My coauthors and I will be presenting the paper, Automated Bug Hunting With Data-Driven Symbolic Root Cause Analysis, at CCS 2021. Below is a preview of the abstract:
The increasing cost of successful cyberattacks has caused a mindset shift, whereby defenders now employ proactive defenses, namely software bug hunting, alongside existing reactive measures (firewalls, IDS, IPS) to protect systems. Unfortunately the path from hunting bugs to deploying patches remains laborious and expensive, requires human expertise, and still misses serious memory corruptions. Motivated by these challenges, we propose bug hunting using symbolically reconstructed states based on execution traces to achieve better detection and root cause analysis of overflow, use-after-free, double free, and format string bugs across user programs and their imported libraries. We discover that with the right use of widely available hardware processor tracing and partial memory snapshots, powerful symbolic analysis can be used on real-world programs while managing path explosion. Better yet, data can be captured from production deployments of live software on end-host systems transparently, aiding in the analysis of user clients and long-running programs like web servers.
We implement a prototype of our design, Bunkerbuster, for Linux and evaluate it on 15 programs, where it finds 39 instances of our target bug classes, 8 of which have never before been reported and have lead to 1 EDB and 3 CVE IDs being issued. These 0-days were patched by developers using Bunkerbuster’s reports, independently validating their usefulness. In a side-by-side comparison, our system uncovers 8 bugs missed by AFL and QSYM, and correctly classifies 4 that were previously detected, but mislabeled by AddressSanitizer.
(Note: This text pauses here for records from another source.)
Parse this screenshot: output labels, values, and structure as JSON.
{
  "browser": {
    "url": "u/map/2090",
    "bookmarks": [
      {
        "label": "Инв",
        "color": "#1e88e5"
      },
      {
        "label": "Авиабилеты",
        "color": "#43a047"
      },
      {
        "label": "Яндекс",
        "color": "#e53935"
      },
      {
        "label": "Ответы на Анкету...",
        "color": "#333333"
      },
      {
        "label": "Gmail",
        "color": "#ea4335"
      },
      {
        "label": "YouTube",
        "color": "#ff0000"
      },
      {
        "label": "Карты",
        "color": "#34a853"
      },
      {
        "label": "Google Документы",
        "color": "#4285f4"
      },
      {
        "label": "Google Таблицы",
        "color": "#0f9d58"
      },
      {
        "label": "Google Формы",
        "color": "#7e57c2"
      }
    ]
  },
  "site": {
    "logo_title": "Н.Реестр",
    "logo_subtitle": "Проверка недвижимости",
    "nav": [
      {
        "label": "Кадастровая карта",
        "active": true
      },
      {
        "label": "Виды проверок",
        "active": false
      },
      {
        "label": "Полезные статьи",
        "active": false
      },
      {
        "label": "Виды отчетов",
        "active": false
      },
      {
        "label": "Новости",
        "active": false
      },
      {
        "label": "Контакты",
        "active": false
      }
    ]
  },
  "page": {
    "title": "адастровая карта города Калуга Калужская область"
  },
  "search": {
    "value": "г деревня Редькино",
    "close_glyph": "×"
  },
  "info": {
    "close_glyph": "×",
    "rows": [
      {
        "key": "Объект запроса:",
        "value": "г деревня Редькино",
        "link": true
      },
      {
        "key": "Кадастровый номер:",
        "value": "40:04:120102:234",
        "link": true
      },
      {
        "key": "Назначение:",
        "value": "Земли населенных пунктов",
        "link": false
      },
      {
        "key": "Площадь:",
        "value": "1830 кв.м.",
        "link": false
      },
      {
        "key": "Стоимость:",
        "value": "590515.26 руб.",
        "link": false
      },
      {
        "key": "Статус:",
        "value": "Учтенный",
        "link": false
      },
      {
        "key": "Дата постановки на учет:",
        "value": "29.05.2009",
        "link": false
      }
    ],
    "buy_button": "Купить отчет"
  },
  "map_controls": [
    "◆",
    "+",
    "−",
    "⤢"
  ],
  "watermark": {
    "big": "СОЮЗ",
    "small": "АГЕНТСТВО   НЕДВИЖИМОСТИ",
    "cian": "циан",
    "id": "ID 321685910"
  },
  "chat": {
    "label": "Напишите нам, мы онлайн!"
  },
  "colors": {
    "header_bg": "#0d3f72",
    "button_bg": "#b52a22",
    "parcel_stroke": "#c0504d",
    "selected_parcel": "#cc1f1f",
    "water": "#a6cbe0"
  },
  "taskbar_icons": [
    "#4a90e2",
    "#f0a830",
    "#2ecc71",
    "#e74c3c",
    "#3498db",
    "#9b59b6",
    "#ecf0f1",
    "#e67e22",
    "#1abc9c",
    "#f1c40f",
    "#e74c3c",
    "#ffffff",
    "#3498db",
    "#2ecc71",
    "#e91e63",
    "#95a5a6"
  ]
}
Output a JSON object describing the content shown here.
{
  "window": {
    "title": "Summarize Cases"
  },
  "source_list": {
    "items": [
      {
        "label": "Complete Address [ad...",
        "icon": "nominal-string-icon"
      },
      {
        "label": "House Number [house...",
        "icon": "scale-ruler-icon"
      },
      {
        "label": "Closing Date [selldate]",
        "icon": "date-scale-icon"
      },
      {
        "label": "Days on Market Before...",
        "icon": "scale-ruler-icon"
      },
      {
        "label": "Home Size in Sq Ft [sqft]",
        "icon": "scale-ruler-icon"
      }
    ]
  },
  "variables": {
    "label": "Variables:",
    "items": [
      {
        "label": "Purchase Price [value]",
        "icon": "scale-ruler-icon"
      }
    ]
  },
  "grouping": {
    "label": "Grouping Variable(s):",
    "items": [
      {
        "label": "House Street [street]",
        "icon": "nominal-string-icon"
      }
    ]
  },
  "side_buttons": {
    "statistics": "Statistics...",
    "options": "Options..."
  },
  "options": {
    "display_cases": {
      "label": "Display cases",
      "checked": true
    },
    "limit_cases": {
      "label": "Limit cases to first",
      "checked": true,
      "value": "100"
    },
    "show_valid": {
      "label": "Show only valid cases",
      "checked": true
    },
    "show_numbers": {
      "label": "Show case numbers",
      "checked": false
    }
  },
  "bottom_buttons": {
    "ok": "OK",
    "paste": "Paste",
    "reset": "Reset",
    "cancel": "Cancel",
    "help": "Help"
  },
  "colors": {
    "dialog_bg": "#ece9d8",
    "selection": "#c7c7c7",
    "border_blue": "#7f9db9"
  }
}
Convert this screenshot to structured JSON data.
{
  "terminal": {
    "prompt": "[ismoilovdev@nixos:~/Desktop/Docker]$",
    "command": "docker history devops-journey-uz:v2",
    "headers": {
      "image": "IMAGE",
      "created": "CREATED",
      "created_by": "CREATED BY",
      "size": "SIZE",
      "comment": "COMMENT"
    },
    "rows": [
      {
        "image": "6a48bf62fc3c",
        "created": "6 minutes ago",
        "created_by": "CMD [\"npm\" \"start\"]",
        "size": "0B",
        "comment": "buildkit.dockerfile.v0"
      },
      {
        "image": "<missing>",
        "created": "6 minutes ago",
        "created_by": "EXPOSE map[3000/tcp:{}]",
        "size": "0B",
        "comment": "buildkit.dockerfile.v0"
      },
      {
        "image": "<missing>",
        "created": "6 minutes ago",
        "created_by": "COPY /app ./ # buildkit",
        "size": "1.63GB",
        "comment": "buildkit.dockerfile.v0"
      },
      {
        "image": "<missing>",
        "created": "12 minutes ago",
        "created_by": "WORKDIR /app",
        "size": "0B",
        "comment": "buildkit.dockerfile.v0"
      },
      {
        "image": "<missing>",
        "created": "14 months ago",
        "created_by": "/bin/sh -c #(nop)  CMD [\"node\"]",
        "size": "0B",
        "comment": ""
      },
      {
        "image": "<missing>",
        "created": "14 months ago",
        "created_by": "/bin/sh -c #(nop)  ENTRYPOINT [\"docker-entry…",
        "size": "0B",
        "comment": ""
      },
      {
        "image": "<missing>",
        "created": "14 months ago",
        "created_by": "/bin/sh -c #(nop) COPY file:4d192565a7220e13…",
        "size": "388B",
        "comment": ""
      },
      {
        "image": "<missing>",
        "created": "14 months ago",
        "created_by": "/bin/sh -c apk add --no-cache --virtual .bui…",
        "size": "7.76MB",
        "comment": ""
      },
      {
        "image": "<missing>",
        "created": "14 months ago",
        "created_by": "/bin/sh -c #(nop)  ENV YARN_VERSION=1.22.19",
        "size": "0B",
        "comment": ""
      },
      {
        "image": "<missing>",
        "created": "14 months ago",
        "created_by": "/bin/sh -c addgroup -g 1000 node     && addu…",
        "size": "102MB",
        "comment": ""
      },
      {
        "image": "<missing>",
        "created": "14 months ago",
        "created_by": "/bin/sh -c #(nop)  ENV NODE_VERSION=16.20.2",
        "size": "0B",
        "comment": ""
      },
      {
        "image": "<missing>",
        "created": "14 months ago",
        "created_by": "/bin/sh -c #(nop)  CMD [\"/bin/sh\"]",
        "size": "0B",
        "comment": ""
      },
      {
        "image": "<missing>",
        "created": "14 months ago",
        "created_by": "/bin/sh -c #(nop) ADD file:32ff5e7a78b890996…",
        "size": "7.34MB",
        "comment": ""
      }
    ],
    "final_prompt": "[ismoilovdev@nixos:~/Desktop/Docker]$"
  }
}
Our prototype accomplishes this with 7.21% recording overhead.
The code and data for this project will be made available on my public Github account.